Work to be completed: Your answer should consist of each line below that contains the string "JSON".

[Items from a data source]

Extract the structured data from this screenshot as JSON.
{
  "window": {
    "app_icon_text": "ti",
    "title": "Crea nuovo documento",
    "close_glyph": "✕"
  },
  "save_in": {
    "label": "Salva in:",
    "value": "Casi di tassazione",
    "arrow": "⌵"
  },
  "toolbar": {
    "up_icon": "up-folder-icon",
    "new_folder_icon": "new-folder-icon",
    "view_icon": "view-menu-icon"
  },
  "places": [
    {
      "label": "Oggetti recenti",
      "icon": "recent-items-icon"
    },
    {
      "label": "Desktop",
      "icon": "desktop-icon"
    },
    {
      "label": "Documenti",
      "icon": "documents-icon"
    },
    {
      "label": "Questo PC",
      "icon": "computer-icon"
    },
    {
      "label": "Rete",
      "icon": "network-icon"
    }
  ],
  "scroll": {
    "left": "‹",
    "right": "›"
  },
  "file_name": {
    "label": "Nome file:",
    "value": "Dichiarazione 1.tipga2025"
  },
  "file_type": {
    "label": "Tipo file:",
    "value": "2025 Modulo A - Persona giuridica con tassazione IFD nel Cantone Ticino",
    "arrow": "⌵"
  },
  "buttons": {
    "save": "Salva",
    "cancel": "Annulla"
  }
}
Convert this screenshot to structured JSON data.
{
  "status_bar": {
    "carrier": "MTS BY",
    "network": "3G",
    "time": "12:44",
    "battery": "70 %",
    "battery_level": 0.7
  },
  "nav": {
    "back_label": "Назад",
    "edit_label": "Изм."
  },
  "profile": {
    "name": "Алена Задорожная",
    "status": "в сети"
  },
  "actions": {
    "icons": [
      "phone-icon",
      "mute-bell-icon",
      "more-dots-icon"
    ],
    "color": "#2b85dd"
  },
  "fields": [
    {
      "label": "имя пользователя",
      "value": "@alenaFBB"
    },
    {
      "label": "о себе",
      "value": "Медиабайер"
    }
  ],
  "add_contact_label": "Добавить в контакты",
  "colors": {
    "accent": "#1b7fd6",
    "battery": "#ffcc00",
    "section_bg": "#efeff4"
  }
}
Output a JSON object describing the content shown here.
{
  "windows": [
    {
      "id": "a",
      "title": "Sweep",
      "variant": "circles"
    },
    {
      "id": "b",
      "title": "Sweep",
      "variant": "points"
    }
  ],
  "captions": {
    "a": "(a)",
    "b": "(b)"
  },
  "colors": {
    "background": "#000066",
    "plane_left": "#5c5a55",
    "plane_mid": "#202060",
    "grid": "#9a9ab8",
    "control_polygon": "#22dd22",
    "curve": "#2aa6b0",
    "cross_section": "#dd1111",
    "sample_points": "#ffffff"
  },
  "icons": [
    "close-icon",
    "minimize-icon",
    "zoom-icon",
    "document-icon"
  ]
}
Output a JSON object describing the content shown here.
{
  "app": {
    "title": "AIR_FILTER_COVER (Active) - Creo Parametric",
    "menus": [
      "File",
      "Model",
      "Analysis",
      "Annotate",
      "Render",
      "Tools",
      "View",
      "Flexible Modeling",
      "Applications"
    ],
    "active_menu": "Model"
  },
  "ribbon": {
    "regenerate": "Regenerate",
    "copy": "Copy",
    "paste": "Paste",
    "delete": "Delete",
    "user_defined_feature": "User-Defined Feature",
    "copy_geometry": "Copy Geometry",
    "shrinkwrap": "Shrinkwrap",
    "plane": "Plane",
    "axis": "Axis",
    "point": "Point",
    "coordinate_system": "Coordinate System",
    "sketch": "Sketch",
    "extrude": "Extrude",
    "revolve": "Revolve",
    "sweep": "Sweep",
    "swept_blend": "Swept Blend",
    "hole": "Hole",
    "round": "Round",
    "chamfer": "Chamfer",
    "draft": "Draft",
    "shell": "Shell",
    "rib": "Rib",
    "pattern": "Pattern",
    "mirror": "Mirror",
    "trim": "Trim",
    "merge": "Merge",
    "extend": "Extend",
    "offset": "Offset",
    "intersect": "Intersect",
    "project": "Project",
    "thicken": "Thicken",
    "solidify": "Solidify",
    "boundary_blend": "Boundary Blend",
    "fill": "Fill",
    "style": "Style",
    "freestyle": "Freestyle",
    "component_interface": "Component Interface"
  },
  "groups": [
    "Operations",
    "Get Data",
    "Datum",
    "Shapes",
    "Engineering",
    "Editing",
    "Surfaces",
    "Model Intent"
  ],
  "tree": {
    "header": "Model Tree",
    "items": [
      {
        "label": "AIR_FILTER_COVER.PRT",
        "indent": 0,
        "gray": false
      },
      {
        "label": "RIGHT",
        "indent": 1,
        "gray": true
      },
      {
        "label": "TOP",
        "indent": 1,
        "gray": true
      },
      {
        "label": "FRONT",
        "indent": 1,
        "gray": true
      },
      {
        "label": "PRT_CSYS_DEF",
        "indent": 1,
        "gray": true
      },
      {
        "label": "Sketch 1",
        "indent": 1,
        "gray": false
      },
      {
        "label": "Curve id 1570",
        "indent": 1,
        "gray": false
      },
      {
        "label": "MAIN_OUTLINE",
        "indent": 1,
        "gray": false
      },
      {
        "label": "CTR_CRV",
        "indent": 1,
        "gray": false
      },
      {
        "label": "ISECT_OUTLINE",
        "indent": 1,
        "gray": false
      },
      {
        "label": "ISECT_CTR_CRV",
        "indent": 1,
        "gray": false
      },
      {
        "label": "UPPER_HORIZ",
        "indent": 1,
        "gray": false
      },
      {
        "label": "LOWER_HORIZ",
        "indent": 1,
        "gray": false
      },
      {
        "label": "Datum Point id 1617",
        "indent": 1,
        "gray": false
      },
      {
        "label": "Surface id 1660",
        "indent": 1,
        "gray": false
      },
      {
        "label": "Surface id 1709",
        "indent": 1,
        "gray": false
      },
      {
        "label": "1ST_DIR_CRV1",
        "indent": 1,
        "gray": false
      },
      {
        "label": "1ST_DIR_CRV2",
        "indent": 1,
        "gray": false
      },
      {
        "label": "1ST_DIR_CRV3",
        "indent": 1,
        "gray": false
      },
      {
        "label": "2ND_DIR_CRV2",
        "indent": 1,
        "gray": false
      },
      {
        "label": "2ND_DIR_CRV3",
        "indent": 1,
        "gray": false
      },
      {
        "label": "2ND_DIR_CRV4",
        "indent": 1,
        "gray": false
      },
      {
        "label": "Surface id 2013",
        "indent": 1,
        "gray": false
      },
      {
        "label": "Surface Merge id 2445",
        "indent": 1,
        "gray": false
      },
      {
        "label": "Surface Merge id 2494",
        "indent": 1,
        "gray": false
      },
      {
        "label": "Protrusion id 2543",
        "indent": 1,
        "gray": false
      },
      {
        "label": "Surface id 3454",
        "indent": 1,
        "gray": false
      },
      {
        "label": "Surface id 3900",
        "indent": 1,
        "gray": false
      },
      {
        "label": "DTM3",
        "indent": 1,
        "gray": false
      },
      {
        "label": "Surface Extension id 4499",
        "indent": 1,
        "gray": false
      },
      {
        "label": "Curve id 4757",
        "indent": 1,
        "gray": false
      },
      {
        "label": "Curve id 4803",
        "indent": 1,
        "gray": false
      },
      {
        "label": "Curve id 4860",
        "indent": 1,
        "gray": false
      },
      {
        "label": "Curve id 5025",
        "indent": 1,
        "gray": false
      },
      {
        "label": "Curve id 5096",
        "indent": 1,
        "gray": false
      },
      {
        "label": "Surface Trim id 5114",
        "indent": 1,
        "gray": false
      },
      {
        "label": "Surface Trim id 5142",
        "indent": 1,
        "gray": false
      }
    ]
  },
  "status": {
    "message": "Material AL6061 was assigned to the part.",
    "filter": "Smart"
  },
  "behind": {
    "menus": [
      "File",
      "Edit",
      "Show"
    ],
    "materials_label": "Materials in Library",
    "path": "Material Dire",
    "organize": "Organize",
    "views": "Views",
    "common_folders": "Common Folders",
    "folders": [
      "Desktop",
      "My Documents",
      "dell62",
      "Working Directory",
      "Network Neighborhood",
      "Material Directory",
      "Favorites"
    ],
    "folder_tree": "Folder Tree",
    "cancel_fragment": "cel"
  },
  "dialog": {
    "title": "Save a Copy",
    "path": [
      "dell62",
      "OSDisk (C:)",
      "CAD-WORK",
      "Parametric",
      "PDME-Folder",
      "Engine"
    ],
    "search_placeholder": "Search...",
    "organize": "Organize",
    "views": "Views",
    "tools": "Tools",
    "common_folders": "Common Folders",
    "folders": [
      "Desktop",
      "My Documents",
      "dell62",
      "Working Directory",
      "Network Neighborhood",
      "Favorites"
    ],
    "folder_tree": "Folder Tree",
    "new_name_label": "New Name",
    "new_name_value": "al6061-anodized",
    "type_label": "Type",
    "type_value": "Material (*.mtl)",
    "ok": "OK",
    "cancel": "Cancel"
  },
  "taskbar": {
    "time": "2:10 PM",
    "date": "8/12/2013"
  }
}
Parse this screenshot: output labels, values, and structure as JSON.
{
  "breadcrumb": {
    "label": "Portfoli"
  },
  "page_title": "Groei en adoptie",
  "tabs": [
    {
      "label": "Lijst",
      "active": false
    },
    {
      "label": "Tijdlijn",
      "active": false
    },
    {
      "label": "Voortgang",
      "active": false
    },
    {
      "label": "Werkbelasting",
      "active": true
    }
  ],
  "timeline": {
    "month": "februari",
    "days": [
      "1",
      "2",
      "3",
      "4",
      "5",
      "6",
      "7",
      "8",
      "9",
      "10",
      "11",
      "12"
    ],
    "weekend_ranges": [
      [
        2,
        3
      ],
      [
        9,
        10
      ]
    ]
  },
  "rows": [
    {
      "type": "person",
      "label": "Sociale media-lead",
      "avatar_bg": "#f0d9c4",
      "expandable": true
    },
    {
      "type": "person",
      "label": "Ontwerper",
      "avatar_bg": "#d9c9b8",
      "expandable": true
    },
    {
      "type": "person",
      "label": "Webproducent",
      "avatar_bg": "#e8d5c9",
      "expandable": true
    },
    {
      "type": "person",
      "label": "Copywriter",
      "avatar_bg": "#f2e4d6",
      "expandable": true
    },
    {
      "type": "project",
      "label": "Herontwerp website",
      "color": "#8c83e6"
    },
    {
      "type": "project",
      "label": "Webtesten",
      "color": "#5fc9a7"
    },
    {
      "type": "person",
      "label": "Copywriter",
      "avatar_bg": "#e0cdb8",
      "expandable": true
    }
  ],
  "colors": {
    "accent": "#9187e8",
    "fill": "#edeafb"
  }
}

Answer to the exercise:
Extract the structured data from this screenshot as JSON.
Convert this screenshot to structured JSON data.
Output a JSON object describing the content shown here.
Output a JSON object describing the content shown here.
Parse this screenshot: output labels, values, and structure as JSON.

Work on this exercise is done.